### Entries taken from a collection:
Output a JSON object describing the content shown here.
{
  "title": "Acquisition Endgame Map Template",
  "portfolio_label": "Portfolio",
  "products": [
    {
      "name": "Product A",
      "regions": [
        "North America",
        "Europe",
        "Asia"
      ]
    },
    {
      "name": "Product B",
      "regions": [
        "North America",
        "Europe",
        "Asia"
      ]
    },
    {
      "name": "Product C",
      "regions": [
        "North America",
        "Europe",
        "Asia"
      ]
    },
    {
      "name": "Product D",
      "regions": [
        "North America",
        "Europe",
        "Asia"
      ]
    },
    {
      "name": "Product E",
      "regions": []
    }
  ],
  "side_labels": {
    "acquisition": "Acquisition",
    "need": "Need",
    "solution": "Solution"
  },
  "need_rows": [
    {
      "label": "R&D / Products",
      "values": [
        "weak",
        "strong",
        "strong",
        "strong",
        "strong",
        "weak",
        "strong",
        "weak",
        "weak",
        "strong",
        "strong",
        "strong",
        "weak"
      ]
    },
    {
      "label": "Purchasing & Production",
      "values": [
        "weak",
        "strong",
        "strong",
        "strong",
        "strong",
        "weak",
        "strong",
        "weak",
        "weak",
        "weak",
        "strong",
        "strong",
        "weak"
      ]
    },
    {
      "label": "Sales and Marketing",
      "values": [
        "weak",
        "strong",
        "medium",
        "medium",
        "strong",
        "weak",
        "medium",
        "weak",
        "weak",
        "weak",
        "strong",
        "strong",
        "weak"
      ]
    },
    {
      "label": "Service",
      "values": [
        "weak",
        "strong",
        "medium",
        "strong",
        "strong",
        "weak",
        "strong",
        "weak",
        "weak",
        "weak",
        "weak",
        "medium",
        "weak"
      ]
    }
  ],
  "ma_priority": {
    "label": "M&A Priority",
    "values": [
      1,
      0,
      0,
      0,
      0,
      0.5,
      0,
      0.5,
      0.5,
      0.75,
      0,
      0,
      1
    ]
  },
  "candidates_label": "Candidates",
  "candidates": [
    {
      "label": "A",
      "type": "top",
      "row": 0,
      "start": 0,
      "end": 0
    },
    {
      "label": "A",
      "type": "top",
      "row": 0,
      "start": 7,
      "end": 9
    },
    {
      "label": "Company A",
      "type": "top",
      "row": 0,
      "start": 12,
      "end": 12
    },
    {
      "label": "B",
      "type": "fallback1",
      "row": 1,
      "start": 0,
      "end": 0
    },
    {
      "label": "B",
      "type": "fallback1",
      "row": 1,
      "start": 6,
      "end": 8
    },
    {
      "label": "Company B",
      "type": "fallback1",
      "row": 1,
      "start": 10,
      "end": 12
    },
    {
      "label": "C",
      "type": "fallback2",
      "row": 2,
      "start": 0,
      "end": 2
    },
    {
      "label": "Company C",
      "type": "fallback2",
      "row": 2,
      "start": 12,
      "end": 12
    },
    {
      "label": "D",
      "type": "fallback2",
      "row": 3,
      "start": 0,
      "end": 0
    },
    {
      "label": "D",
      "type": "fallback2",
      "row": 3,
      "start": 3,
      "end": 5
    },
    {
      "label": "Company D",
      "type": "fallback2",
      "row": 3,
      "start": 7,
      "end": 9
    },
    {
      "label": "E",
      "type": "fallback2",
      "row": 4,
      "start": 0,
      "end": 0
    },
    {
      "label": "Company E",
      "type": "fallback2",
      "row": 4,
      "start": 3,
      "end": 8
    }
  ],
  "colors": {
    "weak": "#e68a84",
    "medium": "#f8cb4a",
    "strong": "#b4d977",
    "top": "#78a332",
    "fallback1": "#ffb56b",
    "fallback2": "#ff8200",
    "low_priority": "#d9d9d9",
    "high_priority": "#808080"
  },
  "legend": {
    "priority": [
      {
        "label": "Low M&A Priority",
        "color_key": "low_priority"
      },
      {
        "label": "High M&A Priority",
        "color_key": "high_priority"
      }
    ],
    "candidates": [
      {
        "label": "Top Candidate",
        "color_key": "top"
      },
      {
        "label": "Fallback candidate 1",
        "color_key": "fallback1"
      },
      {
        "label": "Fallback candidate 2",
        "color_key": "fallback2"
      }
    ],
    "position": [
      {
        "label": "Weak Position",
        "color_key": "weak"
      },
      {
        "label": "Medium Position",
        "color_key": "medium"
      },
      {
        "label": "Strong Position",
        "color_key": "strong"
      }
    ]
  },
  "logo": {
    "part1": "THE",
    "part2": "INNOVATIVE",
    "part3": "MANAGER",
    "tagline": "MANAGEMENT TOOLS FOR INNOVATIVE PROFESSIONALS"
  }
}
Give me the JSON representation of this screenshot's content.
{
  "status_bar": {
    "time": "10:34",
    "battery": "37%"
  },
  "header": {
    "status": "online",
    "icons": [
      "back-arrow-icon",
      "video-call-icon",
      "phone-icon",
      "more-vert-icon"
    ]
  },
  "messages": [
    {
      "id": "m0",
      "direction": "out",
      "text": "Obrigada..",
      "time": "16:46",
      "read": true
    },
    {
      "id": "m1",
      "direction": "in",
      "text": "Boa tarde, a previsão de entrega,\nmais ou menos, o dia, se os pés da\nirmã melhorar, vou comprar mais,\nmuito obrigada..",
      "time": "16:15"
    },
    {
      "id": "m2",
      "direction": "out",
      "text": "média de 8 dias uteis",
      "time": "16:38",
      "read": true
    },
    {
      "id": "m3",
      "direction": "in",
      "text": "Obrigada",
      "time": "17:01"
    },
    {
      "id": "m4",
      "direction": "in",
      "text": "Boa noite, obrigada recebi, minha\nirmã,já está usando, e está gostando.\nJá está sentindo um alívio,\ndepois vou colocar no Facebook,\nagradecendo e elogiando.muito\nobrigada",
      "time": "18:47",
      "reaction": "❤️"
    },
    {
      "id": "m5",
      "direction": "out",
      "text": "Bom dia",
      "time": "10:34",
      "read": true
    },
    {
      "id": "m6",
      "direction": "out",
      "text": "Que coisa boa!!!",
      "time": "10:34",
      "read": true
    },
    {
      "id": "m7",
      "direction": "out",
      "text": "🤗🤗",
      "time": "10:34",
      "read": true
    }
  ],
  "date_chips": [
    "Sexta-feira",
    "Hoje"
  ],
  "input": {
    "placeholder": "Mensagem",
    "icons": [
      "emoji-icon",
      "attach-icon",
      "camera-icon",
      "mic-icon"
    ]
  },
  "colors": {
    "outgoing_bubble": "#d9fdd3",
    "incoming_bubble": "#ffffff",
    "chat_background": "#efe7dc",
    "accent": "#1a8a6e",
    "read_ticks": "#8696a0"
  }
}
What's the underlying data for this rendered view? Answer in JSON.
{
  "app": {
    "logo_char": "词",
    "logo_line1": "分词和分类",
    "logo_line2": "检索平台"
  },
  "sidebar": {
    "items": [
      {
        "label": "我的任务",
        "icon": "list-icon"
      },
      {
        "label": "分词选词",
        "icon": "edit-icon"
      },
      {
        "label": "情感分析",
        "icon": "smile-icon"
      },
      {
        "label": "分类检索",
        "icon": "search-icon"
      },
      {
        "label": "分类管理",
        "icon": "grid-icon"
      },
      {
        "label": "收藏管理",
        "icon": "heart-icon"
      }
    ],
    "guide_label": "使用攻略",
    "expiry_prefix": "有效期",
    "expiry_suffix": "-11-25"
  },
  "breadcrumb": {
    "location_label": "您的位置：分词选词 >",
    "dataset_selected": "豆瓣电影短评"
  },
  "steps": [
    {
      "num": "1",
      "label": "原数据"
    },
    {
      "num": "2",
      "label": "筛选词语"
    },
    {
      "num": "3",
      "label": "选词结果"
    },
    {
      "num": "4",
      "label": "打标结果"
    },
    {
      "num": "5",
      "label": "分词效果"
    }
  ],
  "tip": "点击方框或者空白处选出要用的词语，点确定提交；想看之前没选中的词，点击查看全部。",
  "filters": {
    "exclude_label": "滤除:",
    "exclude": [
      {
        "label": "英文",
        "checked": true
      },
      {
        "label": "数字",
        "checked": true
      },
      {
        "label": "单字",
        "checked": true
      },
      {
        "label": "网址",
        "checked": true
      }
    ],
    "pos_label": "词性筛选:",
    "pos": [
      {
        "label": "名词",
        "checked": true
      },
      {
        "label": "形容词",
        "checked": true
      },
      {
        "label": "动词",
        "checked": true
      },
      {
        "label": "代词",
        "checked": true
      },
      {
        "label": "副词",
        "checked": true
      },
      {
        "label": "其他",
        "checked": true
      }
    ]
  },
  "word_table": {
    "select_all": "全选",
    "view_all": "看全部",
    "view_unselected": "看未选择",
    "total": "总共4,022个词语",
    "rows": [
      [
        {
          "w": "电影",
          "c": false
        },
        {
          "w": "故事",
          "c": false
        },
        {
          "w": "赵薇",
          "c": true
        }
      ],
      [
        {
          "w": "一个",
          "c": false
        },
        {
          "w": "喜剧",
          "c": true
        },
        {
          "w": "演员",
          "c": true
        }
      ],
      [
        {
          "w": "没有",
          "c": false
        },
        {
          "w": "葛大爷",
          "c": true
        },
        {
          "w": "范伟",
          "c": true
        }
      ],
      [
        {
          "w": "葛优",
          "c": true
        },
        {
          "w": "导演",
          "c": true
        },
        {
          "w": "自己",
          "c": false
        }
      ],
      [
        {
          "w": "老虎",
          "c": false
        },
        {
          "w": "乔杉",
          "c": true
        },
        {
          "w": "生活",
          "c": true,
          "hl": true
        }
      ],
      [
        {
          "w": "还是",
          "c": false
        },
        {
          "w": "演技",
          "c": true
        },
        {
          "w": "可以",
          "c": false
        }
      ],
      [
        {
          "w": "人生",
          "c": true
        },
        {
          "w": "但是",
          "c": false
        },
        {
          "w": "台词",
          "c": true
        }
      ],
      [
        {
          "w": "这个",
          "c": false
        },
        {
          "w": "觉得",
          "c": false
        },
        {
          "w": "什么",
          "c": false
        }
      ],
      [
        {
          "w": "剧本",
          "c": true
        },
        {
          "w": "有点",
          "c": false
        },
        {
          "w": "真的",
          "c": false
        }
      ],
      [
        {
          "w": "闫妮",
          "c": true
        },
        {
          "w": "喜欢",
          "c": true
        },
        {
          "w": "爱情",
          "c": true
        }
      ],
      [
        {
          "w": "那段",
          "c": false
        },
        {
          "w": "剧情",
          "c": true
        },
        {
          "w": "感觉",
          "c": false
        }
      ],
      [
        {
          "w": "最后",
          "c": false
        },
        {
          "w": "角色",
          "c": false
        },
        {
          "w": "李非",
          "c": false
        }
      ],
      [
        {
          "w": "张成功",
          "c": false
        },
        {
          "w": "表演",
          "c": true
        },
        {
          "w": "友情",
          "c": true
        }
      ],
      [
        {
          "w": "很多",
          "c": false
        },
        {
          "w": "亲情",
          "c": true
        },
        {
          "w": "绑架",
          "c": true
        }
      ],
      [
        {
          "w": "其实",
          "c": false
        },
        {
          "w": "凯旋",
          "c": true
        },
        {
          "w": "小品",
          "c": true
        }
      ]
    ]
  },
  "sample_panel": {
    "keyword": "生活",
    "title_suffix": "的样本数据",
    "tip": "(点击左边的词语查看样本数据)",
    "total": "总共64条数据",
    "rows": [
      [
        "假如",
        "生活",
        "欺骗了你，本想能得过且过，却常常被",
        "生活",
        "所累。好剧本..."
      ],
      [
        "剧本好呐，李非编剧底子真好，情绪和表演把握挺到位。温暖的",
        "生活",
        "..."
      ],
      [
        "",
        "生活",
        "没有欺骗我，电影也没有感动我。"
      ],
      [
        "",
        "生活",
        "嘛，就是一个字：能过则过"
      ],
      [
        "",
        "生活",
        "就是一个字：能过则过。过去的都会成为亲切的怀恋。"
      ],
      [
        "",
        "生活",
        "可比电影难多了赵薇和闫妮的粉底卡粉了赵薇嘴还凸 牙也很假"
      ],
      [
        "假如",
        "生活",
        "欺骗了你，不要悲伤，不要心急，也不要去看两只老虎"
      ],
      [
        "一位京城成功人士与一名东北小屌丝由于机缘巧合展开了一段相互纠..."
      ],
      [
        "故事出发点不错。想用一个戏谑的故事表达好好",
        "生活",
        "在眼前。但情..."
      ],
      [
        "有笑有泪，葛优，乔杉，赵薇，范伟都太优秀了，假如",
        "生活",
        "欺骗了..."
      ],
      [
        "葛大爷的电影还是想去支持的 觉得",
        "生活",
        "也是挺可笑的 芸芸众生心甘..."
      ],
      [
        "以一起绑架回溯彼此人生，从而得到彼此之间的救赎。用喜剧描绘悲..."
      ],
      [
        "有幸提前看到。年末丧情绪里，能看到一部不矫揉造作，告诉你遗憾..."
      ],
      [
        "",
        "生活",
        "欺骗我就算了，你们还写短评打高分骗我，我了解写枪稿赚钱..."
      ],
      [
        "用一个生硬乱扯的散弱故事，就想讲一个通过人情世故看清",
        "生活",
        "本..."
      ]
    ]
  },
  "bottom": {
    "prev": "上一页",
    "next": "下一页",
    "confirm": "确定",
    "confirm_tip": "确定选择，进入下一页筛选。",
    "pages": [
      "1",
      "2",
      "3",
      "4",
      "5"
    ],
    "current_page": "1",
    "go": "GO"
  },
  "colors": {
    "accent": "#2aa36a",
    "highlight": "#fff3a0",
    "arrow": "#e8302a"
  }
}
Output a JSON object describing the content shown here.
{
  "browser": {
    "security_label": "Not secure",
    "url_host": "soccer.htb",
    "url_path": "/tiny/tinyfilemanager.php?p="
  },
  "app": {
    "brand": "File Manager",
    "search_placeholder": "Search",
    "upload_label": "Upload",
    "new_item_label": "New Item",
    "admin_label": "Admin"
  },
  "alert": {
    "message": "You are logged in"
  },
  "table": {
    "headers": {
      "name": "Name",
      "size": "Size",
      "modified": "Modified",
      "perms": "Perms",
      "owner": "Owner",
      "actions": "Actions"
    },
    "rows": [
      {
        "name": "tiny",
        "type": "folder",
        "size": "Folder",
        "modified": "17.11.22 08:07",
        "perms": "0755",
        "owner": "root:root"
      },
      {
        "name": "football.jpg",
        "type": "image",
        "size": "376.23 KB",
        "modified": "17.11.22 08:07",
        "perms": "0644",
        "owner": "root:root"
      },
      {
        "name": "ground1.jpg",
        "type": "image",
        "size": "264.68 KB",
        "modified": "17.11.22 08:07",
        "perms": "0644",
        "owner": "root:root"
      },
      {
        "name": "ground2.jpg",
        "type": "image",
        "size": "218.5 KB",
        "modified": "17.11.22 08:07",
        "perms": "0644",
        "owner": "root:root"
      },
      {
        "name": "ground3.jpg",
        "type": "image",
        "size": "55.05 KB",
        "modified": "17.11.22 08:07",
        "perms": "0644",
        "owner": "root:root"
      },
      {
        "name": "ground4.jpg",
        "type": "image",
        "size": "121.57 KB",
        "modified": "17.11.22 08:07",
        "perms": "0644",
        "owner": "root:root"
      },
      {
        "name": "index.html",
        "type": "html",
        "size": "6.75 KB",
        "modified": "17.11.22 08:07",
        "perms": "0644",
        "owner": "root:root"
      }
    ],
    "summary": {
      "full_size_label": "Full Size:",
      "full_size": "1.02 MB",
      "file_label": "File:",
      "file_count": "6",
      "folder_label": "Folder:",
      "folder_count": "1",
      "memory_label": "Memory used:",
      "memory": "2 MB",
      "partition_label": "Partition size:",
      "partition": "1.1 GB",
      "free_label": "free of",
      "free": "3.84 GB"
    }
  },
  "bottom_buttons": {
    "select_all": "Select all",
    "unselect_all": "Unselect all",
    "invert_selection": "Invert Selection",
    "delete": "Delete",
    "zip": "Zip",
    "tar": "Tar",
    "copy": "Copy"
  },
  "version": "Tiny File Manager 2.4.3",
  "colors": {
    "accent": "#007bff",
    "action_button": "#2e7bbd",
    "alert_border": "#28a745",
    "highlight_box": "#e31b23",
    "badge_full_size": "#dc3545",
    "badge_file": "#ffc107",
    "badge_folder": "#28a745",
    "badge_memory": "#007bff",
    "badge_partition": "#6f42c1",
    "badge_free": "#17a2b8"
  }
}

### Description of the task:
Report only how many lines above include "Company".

### Expected output:
5